Even on days without storms, flights have to be planned to avoid cloud cover that the instruments on the plane can't penetrate. "We have to know where we can fly based on are there clouds, are our instruments going to see through it, and is it dangerous to fly here," explained Kurtz, "but once we look at the weather, we decide where it is that we want to fly, based on science priorities that have been identified beforehand."
The scientists start gathering data as soon as the plane is in the air, and most are busy with their instruments. But as the project scientist, Kurtz said, he's responsible for keeping an eye on factors that might impact the mission and its data collection — a role which allows him plenty of time to look out the window and appreciate the barren beauty of the ice.
"There's some very, very beautiful scenery when we fly over the Arctic. It's just such a very barren place, but it's just not a typical scene that I would ever really see — I live in Maryland, so there's nothing like it that I've ever seen," said Kurtz. "When we're flying over Greenland, just mountains, snow, and ice mixed with ocean. Sometimes we fly over very chaotic areas where the ice is moving quickly and it gets very crevassed and just very damaged and things like that, and we fly over at very low altitudes, less than 1500 feet, so we get a very close look at the surface. It's sort of this mixture between a close look at the surface but we're high enough up that we can see that this stuff just extends so far."
Free Environmental Data
"This is all publicly available, so when people are interested in the science or if they want to question it, everything the scientists are working with — and a lot of very big results have come from the Ice Bridge project, you know — anyone can look at this data where these results came from," said Kurtz.

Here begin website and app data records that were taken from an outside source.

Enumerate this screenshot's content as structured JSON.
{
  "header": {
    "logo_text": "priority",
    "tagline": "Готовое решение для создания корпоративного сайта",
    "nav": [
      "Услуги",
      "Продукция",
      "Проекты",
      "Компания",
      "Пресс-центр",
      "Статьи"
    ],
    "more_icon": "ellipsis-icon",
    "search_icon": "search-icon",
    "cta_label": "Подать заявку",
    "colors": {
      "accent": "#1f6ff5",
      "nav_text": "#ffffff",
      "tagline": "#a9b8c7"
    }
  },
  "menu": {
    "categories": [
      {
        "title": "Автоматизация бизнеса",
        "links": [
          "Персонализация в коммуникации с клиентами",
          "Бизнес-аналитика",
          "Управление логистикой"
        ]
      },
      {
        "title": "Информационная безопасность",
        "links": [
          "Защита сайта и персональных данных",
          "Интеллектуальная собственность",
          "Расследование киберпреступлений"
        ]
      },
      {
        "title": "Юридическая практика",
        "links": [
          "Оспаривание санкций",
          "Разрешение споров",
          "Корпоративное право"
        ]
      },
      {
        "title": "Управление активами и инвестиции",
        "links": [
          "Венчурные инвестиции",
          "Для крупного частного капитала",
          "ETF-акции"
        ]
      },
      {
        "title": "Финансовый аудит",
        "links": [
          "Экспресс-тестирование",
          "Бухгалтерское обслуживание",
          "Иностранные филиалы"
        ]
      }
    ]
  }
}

The first thing to be published every season is called, appropriately enough, the Quick Look data. Kurtz processes the Quick Look data himself as soon as he returns from Greenland, while most of the instrument teams are still in the field. "This is done to help seasonal forecasts," he said. "This is sort of the immediate results and immediate use of the data."
And later, once the project's scientists have had time to process the data, a more detailed data product is also available to the public on the National Snow and Ice Data Center website.